As the eye's main load-bearing connective tissue, the sclera is centrally important to vision. In addition to cooperatively maintaining refractive status with the cornea, the sclera must also provide stable mechanical support to vulnerable internal ocular structures such as the retina and optic nerve head. Moreover, it must achieve this under complex, dynamic loading conditions imposed by eye movements and fluid pressures. Recent years have seen significant advances in our knowledge of scleral biomechanics, its modulation with ageing and disease, and their relationship to the hierarchical structure of the collagen-rich scleral extracellular matrix (ECM) and its resident cells. This review focuses on notable recent structural and biomechanical studies, setting their findings in the context of the wider scleral literature. It reviews recent progress in the development of scattering and bioimaging methods to resolve scleral ECM structure at multiple scales. In vivo and ex vivo experimental methods to characterise scleral biomechanics are explored, along with computational techniques that combine structural and biomechanical data to simulate ocular behaviour and extract tissue material properties. Studies into alterations of scleral structure and biomechanics in myopia and glaucoma are presented, and their results reconciled with associated findings on changes in the ageing eye. Finally, new developments in scleral surgery and emerging minimally invasive therapies are highlighted that could offer new hope in the fight against escalating scleral-related vision disorder worldwide.

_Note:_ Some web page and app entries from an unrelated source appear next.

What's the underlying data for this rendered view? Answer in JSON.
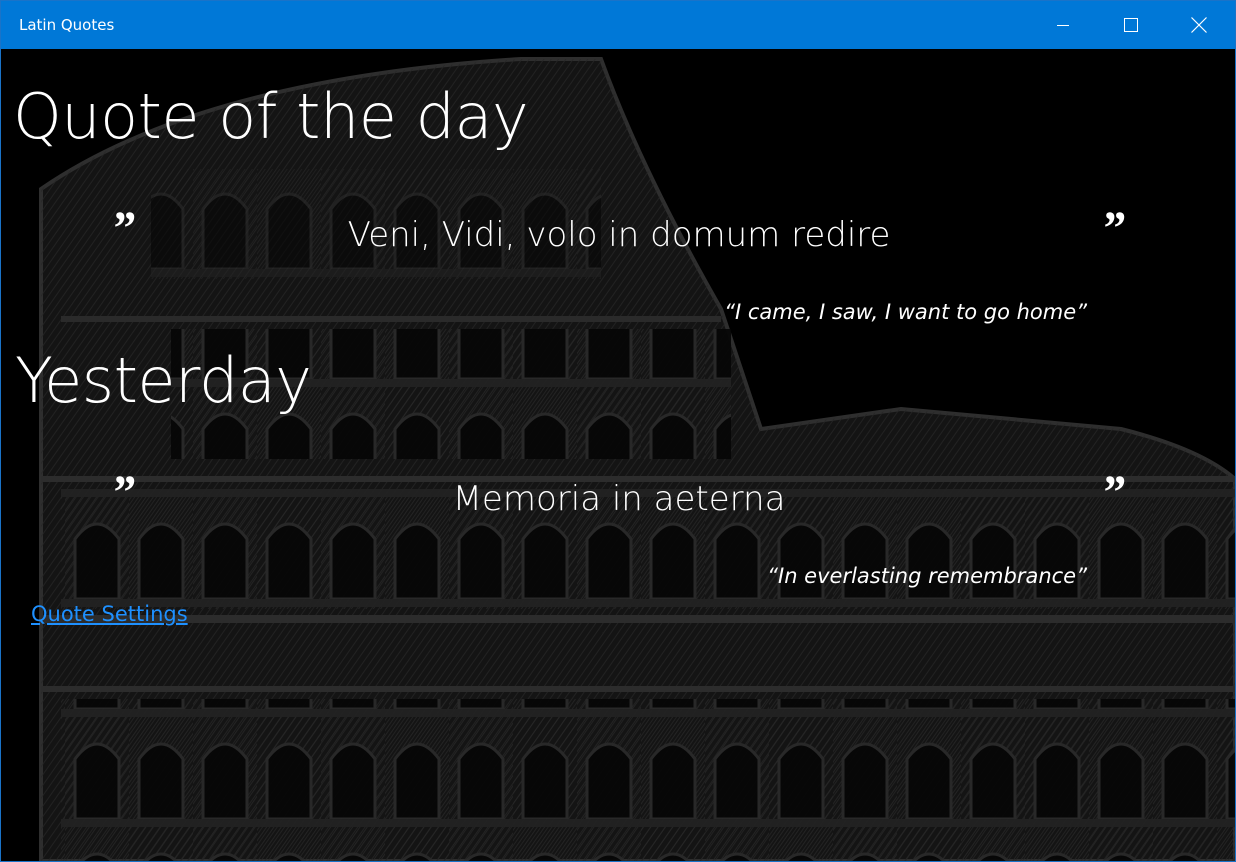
{
  "window": {
    "title": "Latin Quotes",
    "titlebar_color": "#0078d7",
    "controls": [
      "minimize-icon",
      "maximize-icon",
      "close-icon"
    ]
  },
  "today": {
    "heading": "Quote of the day",
    "open_mark": "”",
    "close_mark": "”",
    "latin": "Veni, Vidi, volo in domum redire",
    "english": "“I came, I saw, I want to go home”"
  },
  "yesterday": {
    "heading": "Yesterday",
    "open_mark": "”",
    "close_mark": "”",
    "latin": "Memoria in aeterna",
    "english": "“In everlasting remembrance”"
  },
  "settings_link": {
    "label": "Quote Settings",
    "color": "#1e90ff"
  },
  "background": {
    "image": "colosseum-illustration",
    "color": "#000000"
  }
}
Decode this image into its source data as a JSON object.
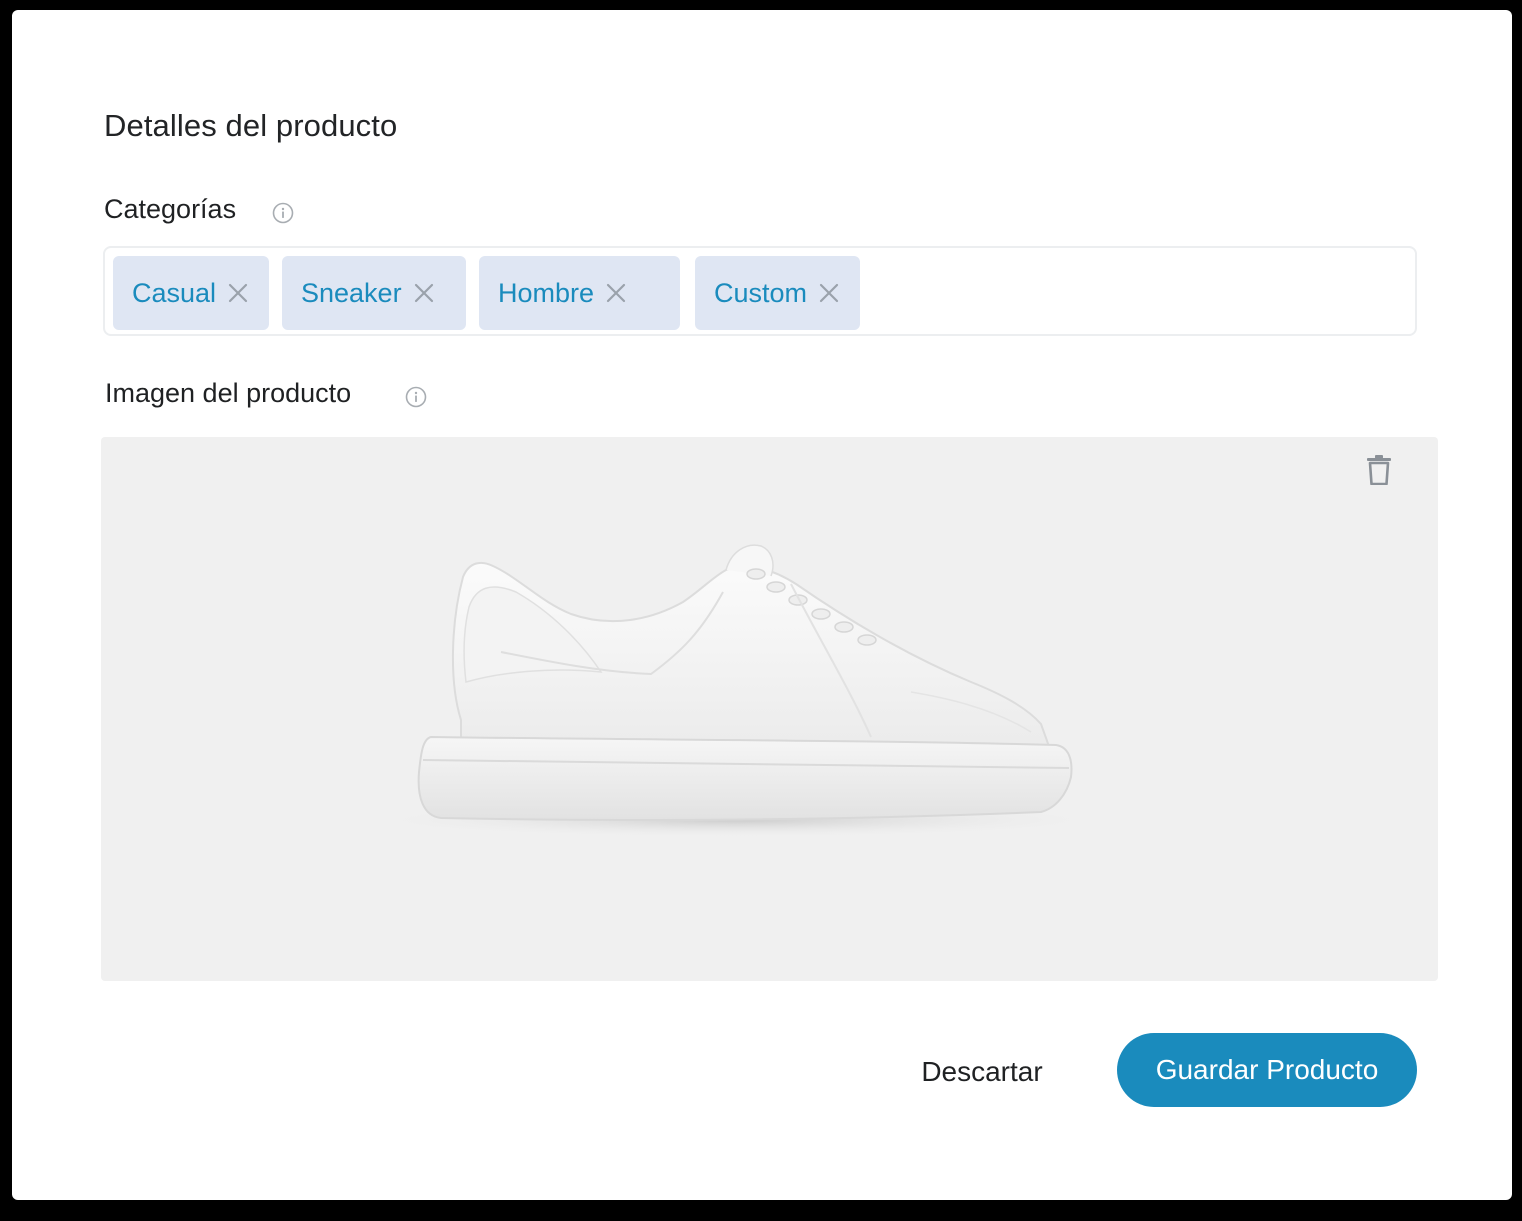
{
  "dialog": {
    "title": "Detalles del producto"
  },
  "categories": {
    "label": "Categorías",
    "chips": [
      {
        "label": "Casual"
      },
      {
        "label": "Sneaker"
      },
      {
        "label": "Hombre"
      },
      {
        "label": "Custom"
      }
    ]
  },
  "product_image": {
    "label": "Imagen del producto"
  },
  "actions": {
    "discard_label": "Descartar",
    "save_label": "Guardar Producto"
  },
  "colors": {
    "accent": "#1a8bbd",
    "chip_background": "#dfe6f3",
    "image_background": "#f0f0f0"
  },
  "icons": {
    "info": "info-icon",
    "remove": "close-icon",
    "delete": "trash-icon"
  }
}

Structural Biophysics Research Group, School of Optometry & Vision Sciences, Cardiff University, UK; Ophthalmic Engineering & Innovation Laboratory (OEIL), Department of Biomedical Engineering, National University of Singapore, Singapore; Newcastle Research & Innovation Institute Singapore (NewRIIS), Singapore. Electronic address: firstname.lastname@example.org.